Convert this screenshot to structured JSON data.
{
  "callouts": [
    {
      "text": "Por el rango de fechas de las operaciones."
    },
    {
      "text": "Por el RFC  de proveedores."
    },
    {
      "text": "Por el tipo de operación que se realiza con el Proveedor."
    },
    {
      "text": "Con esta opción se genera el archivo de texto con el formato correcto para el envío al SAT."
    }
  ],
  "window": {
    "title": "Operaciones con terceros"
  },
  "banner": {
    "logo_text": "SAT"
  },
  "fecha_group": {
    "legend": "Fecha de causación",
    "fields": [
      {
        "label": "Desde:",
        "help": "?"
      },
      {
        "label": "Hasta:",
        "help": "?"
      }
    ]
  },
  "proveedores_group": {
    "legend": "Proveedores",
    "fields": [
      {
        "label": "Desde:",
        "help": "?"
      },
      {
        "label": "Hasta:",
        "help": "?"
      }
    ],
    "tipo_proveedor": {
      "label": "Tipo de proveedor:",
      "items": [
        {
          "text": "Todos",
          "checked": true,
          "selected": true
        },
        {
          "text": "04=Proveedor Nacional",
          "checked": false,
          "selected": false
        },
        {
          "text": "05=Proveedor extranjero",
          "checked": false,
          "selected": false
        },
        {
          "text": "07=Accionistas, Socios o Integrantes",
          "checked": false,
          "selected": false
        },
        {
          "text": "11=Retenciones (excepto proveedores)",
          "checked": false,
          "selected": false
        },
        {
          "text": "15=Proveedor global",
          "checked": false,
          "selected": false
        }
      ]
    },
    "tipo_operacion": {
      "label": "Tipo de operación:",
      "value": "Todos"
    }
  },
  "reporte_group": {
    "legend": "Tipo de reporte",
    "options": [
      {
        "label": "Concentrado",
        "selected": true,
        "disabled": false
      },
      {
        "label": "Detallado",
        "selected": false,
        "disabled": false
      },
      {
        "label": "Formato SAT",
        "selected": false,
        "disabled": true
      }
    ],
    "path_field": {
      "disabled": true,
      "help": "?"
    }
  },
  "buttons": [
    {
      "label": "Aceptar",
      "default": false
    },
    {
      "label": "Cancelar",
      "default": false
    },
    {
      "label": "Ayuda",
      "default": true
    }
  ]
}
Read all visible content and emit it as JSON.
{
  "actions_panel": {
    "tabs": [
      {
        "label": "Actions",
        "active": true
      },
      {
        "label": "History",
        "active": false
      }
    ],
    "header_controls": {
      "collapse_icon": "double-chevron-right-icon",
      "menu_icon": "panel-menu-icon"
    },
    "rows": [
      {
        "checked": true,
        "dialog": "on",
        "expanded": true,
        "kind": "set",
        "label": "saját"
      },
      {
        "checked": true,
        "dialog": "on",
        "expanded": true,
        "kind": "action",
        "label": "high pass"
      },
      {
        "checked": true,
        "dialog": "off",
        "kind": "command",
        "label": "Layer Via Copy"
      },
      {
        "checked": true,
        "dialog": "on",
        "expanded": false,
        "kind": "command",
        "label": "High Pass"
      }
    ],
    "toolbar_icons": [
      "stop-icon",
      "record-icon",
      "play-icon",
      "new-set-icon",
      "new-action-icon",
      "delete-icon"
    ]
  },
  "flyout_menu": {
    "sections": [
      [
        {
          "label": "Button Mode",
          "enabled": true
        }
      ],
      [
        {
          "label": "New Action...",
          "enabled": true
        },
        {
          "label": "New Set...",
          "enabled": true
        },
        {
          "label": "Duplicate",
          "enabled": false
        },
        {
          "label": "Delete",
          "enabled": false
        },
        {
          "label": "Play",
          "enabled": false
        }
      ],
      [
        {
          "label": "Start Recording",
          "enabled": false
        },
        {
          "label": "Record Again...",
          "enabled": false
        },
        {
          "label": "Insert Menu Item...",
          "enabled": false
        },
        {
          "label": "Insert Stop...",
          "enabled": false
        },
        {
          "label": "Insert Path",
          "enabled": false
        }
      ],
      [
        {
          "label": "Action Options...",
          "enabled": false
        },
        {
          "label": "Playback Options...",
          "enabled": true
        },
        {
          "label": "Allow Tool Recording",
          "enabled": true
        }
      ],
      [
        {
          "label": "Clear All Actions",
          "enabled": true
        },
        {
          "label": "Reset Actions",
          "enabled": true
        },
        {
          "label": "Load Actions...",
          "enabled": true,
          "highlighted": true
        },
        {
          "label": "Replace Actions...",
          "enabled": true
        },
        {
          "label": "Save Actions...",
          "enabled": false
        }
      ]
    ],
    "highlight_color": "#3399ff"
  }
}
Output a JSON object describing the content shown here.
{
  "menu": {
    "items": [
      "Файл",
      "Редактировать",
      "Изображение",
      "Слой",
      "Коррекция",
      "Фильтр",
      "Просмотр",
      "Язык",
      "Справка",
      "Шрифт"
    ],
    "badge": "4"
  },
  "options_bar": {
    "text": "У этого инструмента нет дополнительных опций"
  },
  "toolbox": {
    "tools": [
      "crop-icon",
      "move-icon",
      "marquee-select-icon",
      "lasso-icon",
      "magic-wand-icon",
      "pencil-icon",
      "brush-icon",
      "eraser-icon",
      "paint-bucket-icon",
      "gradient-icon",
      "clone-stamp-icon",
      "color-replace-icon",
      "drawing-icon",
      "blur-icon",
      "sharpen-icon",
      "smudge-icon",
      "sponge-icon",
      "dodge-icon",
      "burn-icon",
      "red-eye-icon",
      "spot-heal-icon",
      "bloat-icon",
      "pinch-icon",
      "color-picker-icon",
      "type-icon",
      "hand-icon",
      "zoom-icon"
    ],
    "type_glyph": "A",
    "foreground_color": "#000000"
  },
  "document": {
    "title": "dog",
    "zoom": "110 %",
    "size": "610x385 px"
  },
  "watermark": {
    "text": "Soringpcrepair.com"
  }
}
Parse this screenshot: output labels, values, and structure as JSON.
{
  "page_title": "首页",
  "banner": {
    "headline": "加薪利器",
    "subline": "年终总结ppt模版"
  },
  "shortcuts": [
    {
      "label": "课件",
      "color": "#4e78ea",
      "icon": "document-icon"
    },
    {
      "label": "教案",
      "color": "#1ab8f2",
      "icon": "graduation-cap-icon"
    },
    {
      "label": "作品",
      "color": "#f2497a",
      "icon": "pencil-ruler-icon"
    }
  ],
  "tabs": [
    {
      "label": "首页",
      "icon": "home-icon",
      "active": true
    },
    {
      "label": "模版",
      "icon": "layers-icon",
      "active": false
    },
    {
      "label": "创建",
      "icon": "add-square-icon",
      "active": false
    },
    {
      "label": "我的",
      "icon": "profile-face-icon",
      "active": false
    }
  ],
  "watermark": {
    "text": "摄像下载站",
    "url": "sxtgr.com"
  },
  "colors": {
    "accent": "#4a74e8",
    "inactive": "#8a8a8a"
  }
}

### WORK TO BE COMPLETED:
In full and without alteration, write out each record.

### SOLVED PROBLEM:
Convert this screenshot to structured JSON data.
{
  "callouts": [
    {
      "text": "Por el rango de fechas de las operaciones."
    },
    {
      "text": "Por el RFC  de proveedores."
    },
    {
      "text": "Por el tipo de operación que se realiza con el Proveedor."
    },
    {
      "text": "Con esta opción se genera el archivo de texto con el formato correcto para el envío al SAT."
    }
  ],
  "window": {
    "title": "Operaciones con terceros"
  },
  "banner": {
    "logo_text": "SAT"
  },
  "fecha_group": {
    "legend": "Fecha de causación",
    "fields": [
      {
        "label": "Desde:",
        "help": "?"
      },
      {
        "label": "Hasta:",
        "help": "?"
      }
    ]
  },
  "proveedores_group": {
    "legend": "Proveedores",
    "fields": [
      {
        "label": "Desde:",
        "help": "?"
      },
      {
        "label": "Hasta:",
        "help": "?"
      }
    ],
    "tipo_proveedor": {
      "label": "Tipo de proveedor:",
      "items": [
        {
          "text": "Todos",
          "checked": true,
          "selected": true
        },
        {
          "text": "04=Proveedor Nacional",
          "checked": false,
          "selected": false
        },
        {
          "text": "05=Proveedor extranjero",
          "checked": false,
          "selected": false
        },
        {
          "text": "07=Accionistas, Socios o Integrantes",
          "checked": false,
          "selected": false
        },
        {
          "text": "11=Retenciones (excepto proveedores)",
          "checked": false,
          "selected": false
        },
        {
          "text": "15=Proveedor global",
          "checked": false,
          "selected": false
        }
      ]
    },
    "tipo_operacion": {
      "label": "Tipo de operación:",
      "value": "Todos"
    }
  },
  "reporte_group": {
    "legend": "Tipo de reporte",
    "options": [
      {
        "label": "Concentrado",
        "selected": true,
        "disabled": false
      },
      {
        "label": "Detallado",
        "selected": false,
        "disabled": false
      },
      {
        "label": "Formato SAT",
        "selected": false,
        "disabled": true
      }
    ],
    "path_field": {
      "disabled": true,
      "help": "?"
    }
  },
  "buttons": [
    {
      "label": "Aceptar",
      "default": false
    },
    {
      "label": "Cancelar",
      "default": false
    },
    {
      "label": "Ayuda",
      "default": true
    }
  ]
}
Read all visible content and emit it as JSON.
{
  "actions_panel": {
    "tabs": [
      {
        "label": "Actions",
        "active": true
      },
      {
        "label": "History",
        "active": false
      }
    ],
    "header_controls": {
      "collapse_icon": "double-chevron-right-icon",
      "menu_icon": "panel-menu-icon"
    },
    "rows": [
      {
        "checked": true,
        "dialog": "on",
        "expanded": true,
        "kind": "set",
        "label": "saját"
      },
      {
        "checked": true,
        "dialog": "on",
        "expanded": true,
        "kind": "action",
        "label": "high pass"
      },
      {
        "checked": true,
        "dialog": "off",
        "kind": "command",
        "label": "Layer Via Copy"
      },
      {
        "checked": true,
        "dialog": "on",
        "expanded": false,
        "kind": "command",
        "label": "High Pass"
      }
    ],
    "toolbar_icons": [
      "stop-icon",
      "record-icon",
      "play-icon",
      "new-set-icon",
      "new-action-icon",
      "delete-icon"
    ]
  },
  "flyout_menu": {
    "sections": [
      [
        {
          "label": "Button Mode",
          "enabled": true
        }
      ],
      [
        {
          "label": "New Action...",
          "enabled": true
        },
        {
          "label": "New Set...",
          "enabled": true
        },
        {
          "label": "Duplicate",
          "enabled": false
        },
        {
          "label": "Delete",
          "enabled": false
        },
        {
          "label": "Play",
          "enabled": false
        }
      ],
      [
        {
          "label": "Start Recording",
          "enabled": false
        },
        {
          "label": "Record Again...",
          "enabled": false
        },
        {
          "label": "Insert Menu Item...",
          "enabled": false
        },
        {
          "label": "Insert Stop...",
          "enabled": false
        },
        {
          "label": "Insert Path",
          "enabled": false
        }
      ],
      [
        {
          "label": "Action Options...",
          "enabled": false
        },
        {
          "label": "Playback Options...",
          "enabled": true
        },
        {
          "label": "Allow Tool Recording",
          "enabled": true
        }
      ],
      [
        {
          "label": "Clear All Actions",
          "enabled": true
        },
        {
          "label": "Reset Actions",
          "enabled": true
        },
        {
          "label": "Load Actions...",
          "enabled": true,
          "highlighted": true
        },
        {
          "label": "Replace Actions...",
          "enabled": true
        },
        {
          "label": "Save Actions...",
          "enabled": false
        }
      ]
    ],
    "highlight_color": "#3399ff"
  }
}
Output a JSON object describing the content shown here.
{
  "menu": {
    "items": [
      "Файл",
      "Редактировать",
      "Изображение",
      "Слой",
      "Коррекция",
      "Фильтр",
      "Просмотр",
      "Язык",
      "Справка",
      "Шрифт"
    ],
    "badge": "4"
  },
  "options_bar": {
    "text": "У этого инструмента нет дополнительных опций"
  },
  "toolbox": {
    "tools": [
      "crop-icon",
      "move-icon",
      "marquee-select-icon",
      "lasso-icon",
      "magic-wand-icon",
      "pencil-icon",
      "brush-icon",
      "eraser-icon",
      "paint-bucket-icon",
      "gradient-icon",
      "clone-stamp-icon",
      "color-replace-icon",
      "drawing-icon",
      "blur-icon",
      "sharpen-icon",
      "smudge-icon",
      "sponge-icon",
      "dodge-icon",
      "burn-icon",
      "red-eye-icon",
      "spot-heal-icon",
      "bloat-icon",
      "pinch-icon",
      "color-picker-icon",
      "type-icon",
      "hand-icon",
      "zoom-icon"
    ],
    "type_glyph": "A",
    "foreground_color": "#000000"
  },
  "document": {
    "title": "dog",
    "zoom": "110 %",
    "size": "610x385 px"
  },
  "watermark": {
    "text": "Soringpcrepair.com"
  }
}
Parse this screenshot: output labels, values, and structure as JSON.
{
  "page_title": "首页",
  "banner": {
    "headline": "加薪利器",
    "subline": "年终总结ppt模版"
  },
  "shortcuts": [
    {
      "label": "课件",
      "color": "#4e78ea",
      "icon": "document-icon"
    },
    {
      "label": "教案",
      "color": "#1ab8f2",
      "icon": "graduation-cap-icon"
    },
    {
      "label": "作品",
      "color": "#f2497a",
      "icon": "pencil-ruler-icon"
    }
  ],
  "tabs": [
    {
      "label": "首页",
      "icon": "home-icon",
      "active": true
    },
    {
      "label": "模版",
      "icon": "layers-icon",
      "active": false
    },
    {
      "label": "创建",
      "icon": "add-square-icon",
      "active": false
    },
    {
      "label": "我的",
      "icon": "profile-face-icon",
      "active": false
    }
  ],
  "watermark": {
    "text": "摄像下载站",
    "url": "sxtgr.com"
  },
  "colors": {
    "accent": "#4a74e8",
    "inactive": "#8a8a8a"
  }
}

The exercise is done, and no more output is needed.